An inquiry published its findings early last year in the wake of a massive scandal. It had been commissioned to look into standards of practice and made recommendations for significant cultural change, as well as new legislation.
The reputation of the sector had been gravely damaged. Trust had fallen to a new low and shocking malpractice was exposed.
The report highlighted that risks and rewards had been out of kilter. The actions of regulators were called into question. Concerns were expressed about appropriate support for staff raising concerns.
Specific recommendations included: new powers for regulators; holding individuals more to account; new criminal offences; new tools and “special measures”; relinquishing political control; and more accountability.
Sound familiar? But here’s the thing: it’s not about health, it’s about banks.
Like the NHS, the banking sector was subject to significant scrutiny of its culture in 2013.
Change takes time
The parliamentary commission report on banking standards acknowledged that profound cultural change takes time and effort over many years.
There were calls for banks to re-evaluate their core purpose and the values which should define behavioural expectations and norms.
But I think there is a significant difference between the banking review and the NHS.
I’m not that close to the banking sector but what seems different is the lack of proliferation of further banking reports, adding more and more diagnosis and complexity, as well as sometimes superficial or simplistic solutions to “fix” the problem.
Indeed, the banking commission emphasised that profound change takes time.
It seems to me that almost every week there are reports from various commentators – all legitimately pointing out where the NHS doesn’t get it right – mostly presenting “checklist” solutions and recommendations or recasting existing research as “new” findings.
Most also make the mistake of assuming the NHS is one single organisation rather than the complex system we know it to be.
We know that the culture, systems and processes that exist in a GP practice, a community clinic, a physiotherapy unit, a district hospital, a teaching hospital, a rural mental health facility and clinical commissioning group are all different.
They have common challenges but with different histories, leadership models and priorities.
Let me help confirm the diagnosis:
- Funding is limited and demographic changes affect the way care is provided. The NHS needs to change the way it delivers services, with effective people management playing a key part.
- Checklists, policies and procedures do not work in isolation. Change needs strong leadership.
- Leadership is the embodiment of culture. Real change will require culture change and it starts with leaders.
- Better staff engagement is essential. We know engaged staff lead to patients reporting better care.
- Regulation has a part to play but is not sufficient and is not a substitute for action by individuals and organisations.
- We need to invest more in line managers, training and development. Most are clinicians too and it is tough combining both roles. We need to support them, not blame them.
- We need greater patient involvement; learning from patient feedback goes hand in hand with listening to staff.
- We need to recruit, appraise and develop for the right values.
There you go – it’s enough to be getting on with isn’t it?
Time, space and support

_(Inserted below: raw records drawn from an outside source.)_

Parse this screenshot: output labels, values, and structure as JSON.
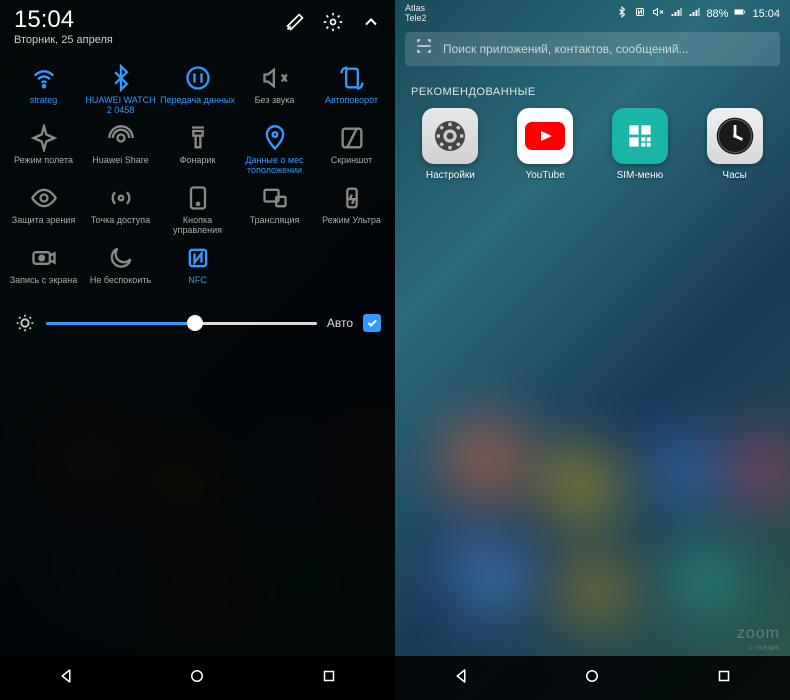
{
  "left": {
    "time": "15:04",
    "date": "Вторник, 25 апреля",
    "tiles": [
      {
        "label": "strateg",
        "active": true
      },
      {
        "label": "HUAWEI WATCH 2 0458",
        "active": true
      },
      {
        "label": "Передача данных",
        "active": true
      },
      {
        "label": "Без звука",
        "active": false
      },
      {
        "label": "Автоповорот",
        "active": true
      },
      {
        "label": "Режим полета",
        "active": false
      },
      {
        "label": "Huawei Share",
        "active": false
      },
      {
        "label": "Фонарик",
        "active": false
      },
      {
        "label": "Данные о мес тоположении",
        "active": true
      },
      {
        "label": "Скриншот",
        "active": false
      },
      {
        "label": "Защита зрения",
        "active": false
      },
      {
        "label": "Точка доступа",
        "active": false
      },
      {
        "label": "Кнопка управления",
        "active": false
      },
      {
        "label": "Трансляция",
        "active": false
      },
      {
        "label": "Режим Ультра",
        "active": false
      },
      {
        "label": "Запись с экрана",
        "active": false
      },
      {
        "label": "Не беспокоить",
        "active": false
      },
      {
        "label": "NFC",
        "active": true
      }
    ],
    "brightness_auto": "Авто"
  },
  "right": {
    "carrier1": "Atlas",
    "carrier2": "Tele2",
    "battery": "88%",
    "time": "15:04",
    "search_placeholder": "Поиск приложений, контактов, сообщений...",
    "recommended": "РЕКОМЕНДОВАННЫЕ",
    "apps": [
      {
        "label": "Настройки"
      },
      {
        "label": "YouTube"
      },
      {
        "label": "SIM-меню"
      },
      {
        "label": "Часы"
      }
    ]
  },
  "watermark": "zoom",
  "watermark_sub": "c-news"
}
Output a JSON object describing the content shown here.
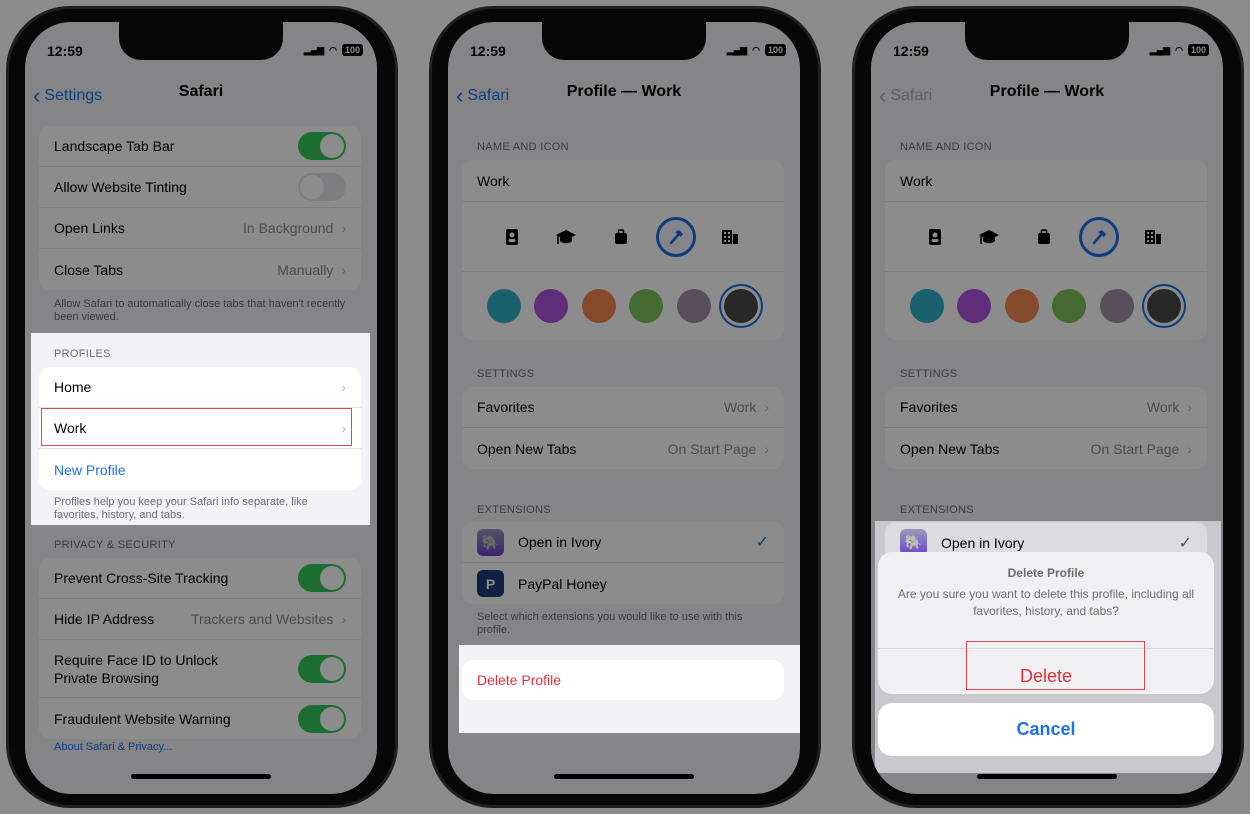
{
  "status": {
    "time": "12:59",
    "battery": "100"
  },
  "screen1": {
    "nav": {
      "back": "Settings",
      "title": "Safari"
    },
    "tabs_group": [
      {
        "label": "Landscape Tab Bar",
        "toggle": true
      },
      {
        "label": "Allow Website Tinting",
        "toggle": false
      },
      {
        "label": "Open Links",
        "value": "In Background"
      },
      {
        "label": "Close Tabs",
        "value": "Manually"
      }
    ],
    "tabs_footer": "Allow Safari to automatically close tabs that haven't recently been viewed.",
    "profiles": {
      "header": "PROFILES",
      "items": [
        "Home",
        "Work"
      ],
      "new_profile": "New Profile",
      "footer": "Profiles help you keep your Safari info separate, like favorites, history, and tabs."
    },
    "privacy": {
      "header": "PRIVACY & SECURITY",
      "items": [
        {
          "label": "Prevent Cross-Site Tracking",
          "toggle": true
        },
        {
          "label": "Hide IP Address",
          "value": "Trackers and Websites"
        },
        {
          "label": "Require Face ID to Unlock Private Browsing",
          "toggle": true
        },
        {
          "label": "Fraudulent Website Warning",
          "toggle": true
        }
      ],
      "about_link": "About Safari & Privacy..."
    }
  },
  "profile": {
    "nav": {
      "back": "Safari",
      "title": "Profile — Work"
    },
    "name_header": "NAME AND ICON",
    "name": "Work",
    "icons": [
      "person-badge-icon",
      "graduation-cap-icon",
      "briefcase-icon",
      "hammer-icon",
      "building-icon"
    ],
    "selected_icon": "hammer-icon",
    "colors": [
      "#30b0c7",
      "#af52de",
      "#f2874f",
      "#7cc05a",
      "#a08fa8",
      "#4a4a4a"
    ],
    "selected_color": "#4a4a4a",
    "settings_header": "SETTINGS",
    "settings": [
      {
        "label": "Favorites",
        "value": "Work"
      },
      {
        "label": "Open New Tabs",
        "value": "On Start Page"
      }
    ],
    "extensions_header": "EXTENSIONS",
    "extensions": [
      {
        "label": "Open in Ivory",
        "checked": true
      },
      {
        "label": "PayPal Honey",
        "checked": false
      }
    ],
    "extensions_footer": "Select which extensions you would like to use with this profile.",
    "delete_label": "Delete Profile"
  },
  "dialog": {
    "title": "Delete Profile",
    "message": "Are you sure you want to delete this profile, including all favorites, history, and tabs?",
    "delete": "Delete",
    "cancel": "Cancel"
  },
  "colors": {
    "accent": "#1a73e8",
    "destructive": "#e0303a",
    "highlight_box": "#e0455a",
    "toggle_on": "#34c759"
  }
}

In fact there has already been progress. A report by the Nuffield Trust highlights change to organisational culture already evident.
We know the diagnosis, we have collected the prescription and it’s starting to work.
Now instead of more reports – which we will all no doubt warmly welcome – let’s give our managers and leaders the time, space, support and encouragement to make a generational change and praise them when they do it well.
This blog appeared as an article in the Health Service Journal on 14 February 2014.